Brain metastasis represents a significant clinical and biological challenge with highly devastating and lethal consequences. An estimated 20% of all cancer patients will develop brain metastasis; however, this estimate is likely defective since autopsy studies have suggested a higher incidence (approximately 40%) of intracranial metastasis in patients with cancer. This special issue focuses on melanoma brain metastasis (MBM) which is diagnosed clinically in up to 60% of metastatic melanoma patients, and in up to 80% of patients at autopsy, and is a frequent initial site of disease progression. Notably, the overall patient survival of 2-5 years remains dismal at 8.1% and 2.4%, respectively, with a median overall survival of only 4 months from diagnosis. To date, MBM therapies include neurological resection of MBM lesions, stereotactic radiosurgery, whole brain radiotherapy for widespread disease, targeted therapy, and immunotherapy. While the latter has shown some significant activity, it is often less than what is observed for patients with only extracranial metastases. Furthermore, standard treatments result in high neurotoxicity, exacerbated by the fact that chemotherapeutic approaches are difficult to achieve dose success in the brain/central nervous system (CNS) due to the presence of the blood-brain barrier (BBB).
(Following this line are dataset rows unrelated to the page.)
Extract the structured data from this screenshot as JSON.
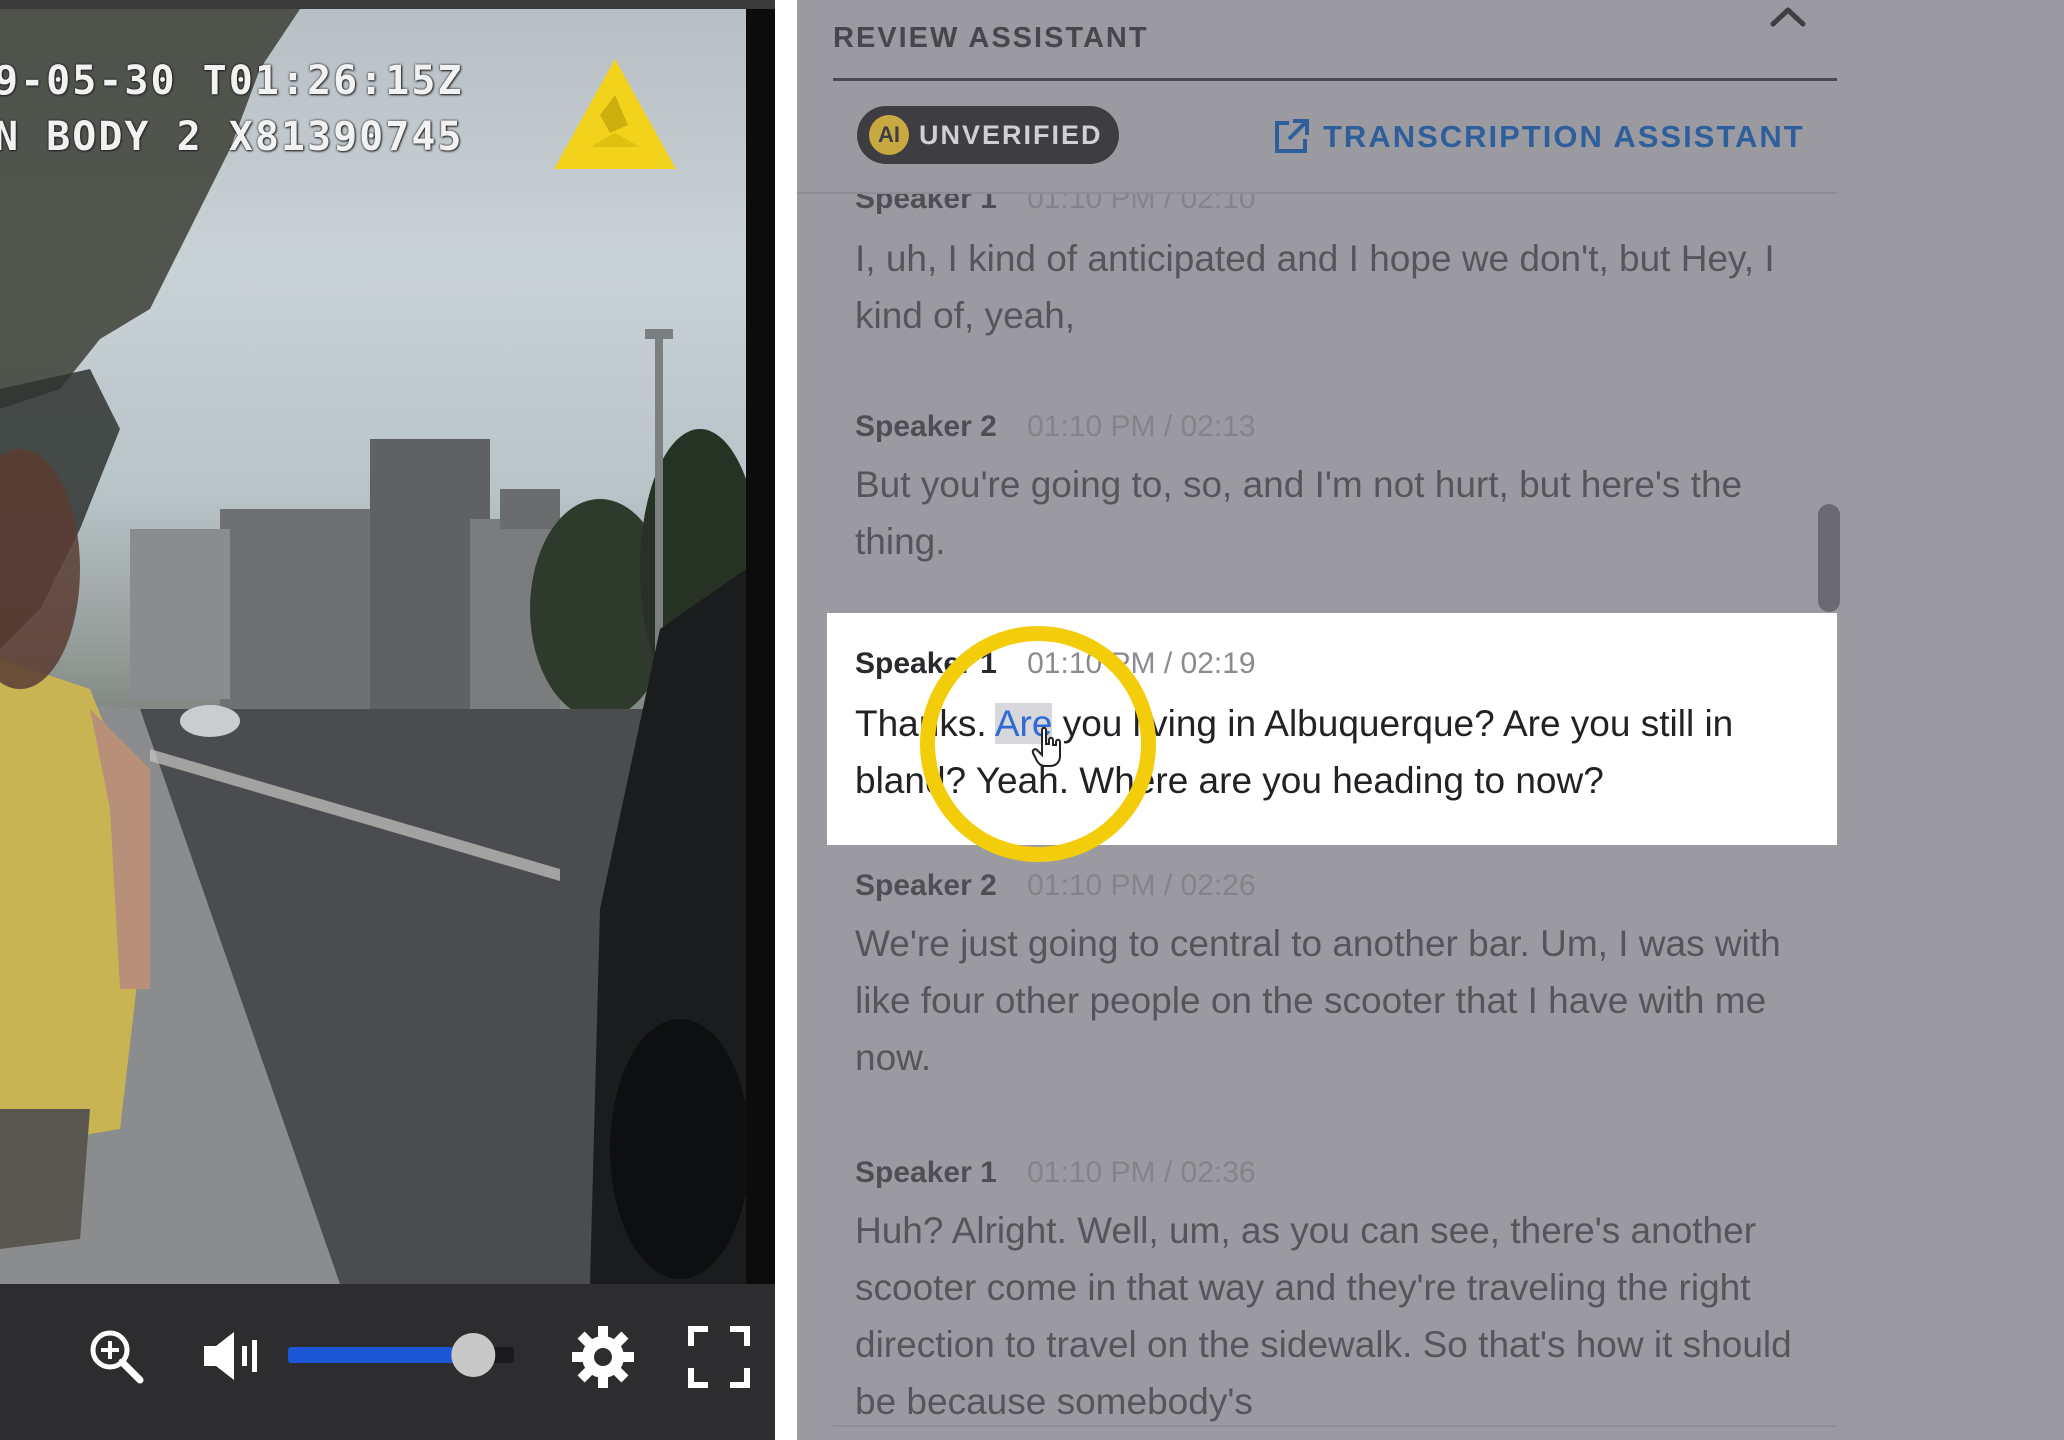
{
  "video": {
    "osd_line1": "9-05-30 T01:26:15Z",
    "osd_line2": "N BODY 2 X81390745",
    "logo_icon": "axon-triangle-icon",
    "controls": {
      "zoom_icon": "zoom-in-icon",
      "volume_icon": "volume-icon",
      "volume_level": 0.82,
      "settings_icon": "gear-icon",
      "fullscreen_icon": "fullscreen-icon"
    }
  },
  "review": {
    "title": "REVIEW ASSISTANT",
    "badge_ai": "AI",
    "badge_label": "UNVERIFIED",
    "transcription_button": "TRANSCRIPTION ASSISTANT",
    "entries": [
      {
        "speaker": "Speaker 1",
        "time": "01:10 PM / 02:10",
        "text": "I, uh, I kind of anticipated and I hope we don't, but Hey, I kind of, yeah,"
      },
      {
        "speaker": "Speaker 2",
        "time": "01:10 PM / 02:13",
        "text": "But you're going to, so, and I'm not hurt, but here's the thing."
      },
      {
        "speaker": "Speaker 1",
        "time": "01:10 PM / 02:19",
        "text_before": "Thanks. ",
        "text_highlight": "Are",
        "text_after": " you living in Albuquerque? Are you still in bland? Yeah. Where are you heading to now?"
      },
      {
        "speaker": "Speaker 2",
        "time": "01:10 PM / 02:26",
        "text": "We're just going to central to another bar. Um, I was with like four other people on the scooter that I have with me now."
      },
      {
        "speaker": "Speaker 1",
        "time": "01:10 PM / 02:36",
        "text": "Huh? Alright. Well, um, as you can see, there's another scooter come in that way and they're traveling the right direction to travel on the sidewalk. So that's how it should be because somebody's"
      }
    ]
  },
  "colors": {
    "highlight_ring": "#f3cd0a",
    "link_blue": "#2f6bd3",
    "active_row": "#ffffff"
  }
}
The objective of this special issue is to publish the latest advances in MBM basic and translational research, and clinical implementation combating MBM. Contributions outlining discoveries in MBM biological and clinical settings, including biological, technical, pre-clinical models, and clinical advances are welcome.
Submission Deadline30 Jun 2021